“We're used to breaking our fast at these tables,” says Yehia Abdel-Ghani, 44, who brings both his wives and three children to eat at a rahman table in the Cairo district of Zamalek. “I usually keep the rest of my meal to eat with my family for sohour.”
Abdel-Ghani brings his family all the way from Saft al-Laban on the capital's outskirts. “We pay less money for transportation than what we would have paid for a decent iftar,” he adds. “We enjoy a new meal everyday, with chicken and meat, which are items we can't afford with my small income.”
Um Abdellah, 53, gathered her iftar meal from the table and left without eating. “I take my meal home to my children,” she explains. “They're ashamed of eating at the rahman tables, but I don't mind bringing them the food.”
Looking at the hot meal --meat cooked with vegetables and rice--Um Abdellah points out, “This food is better than most meals I cook.”
“I don't have anyone to prepare food for me,“ says 64-year-old Mohamed Mahmoud, who travels from the Qalubiya Governorate to Cairo to eat at a rahman table. “I come here for food because my family is far away, my wife has passed away, and I'm too sick to take care of myself.”
When asked why he would rather travel to rahman tables in Cairo, Mahmoud says, “The tables back home aren't as good as the ones here.” He goes on to point out that Cairo tables feature meat, chicken, dessert and fruit, while the tables back home were considerably less lavish.
The tradition, however, is not without its critics.

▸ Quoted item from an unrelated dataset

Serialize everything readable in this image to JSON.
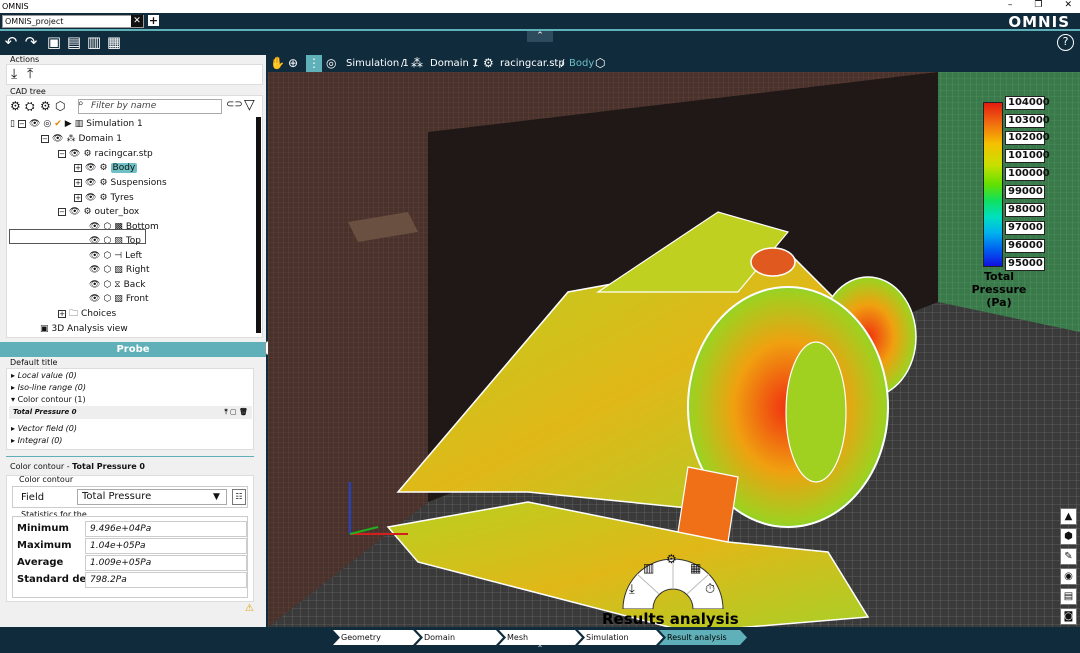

“Ramadan isn't a month for people to get lazy,” says Sheikh al-Sabbah. “These tables allow some people who aren't in need to spend Ramadan taking advantage of the charity of others."
The sheikh recalled how he had once been passing by Cairo's Ring Road and saw young men distributing dates and water to passers-by at iftar time. “The sight brought tears of joy to my eyes,” he said. “This is what the Prophet meant when he talked about Thawab."
Nevertheless, the sheikh lauds the good intentions of those running the rahman tables, and this, he says, is what matters most. “When someone goes there because they are in need, then it's a great tradition,” he says.
Egyptians aren't the only ones turning up to Cairo's tables of mercy.
Michael and John, two Americans in their early twenties, sat among the people enjoying iftar at a Mohandessen table on Monday. “Ana sa'em al-youm (I am fasting today),” says Michael in broken Arabic, adding in English: “I thought I should join this experience with the people around me and enjoy the month of Ramadan the way they do."
Additional reporting by Ghada Mohamed al-Sharief

Clic here to read the story from its source.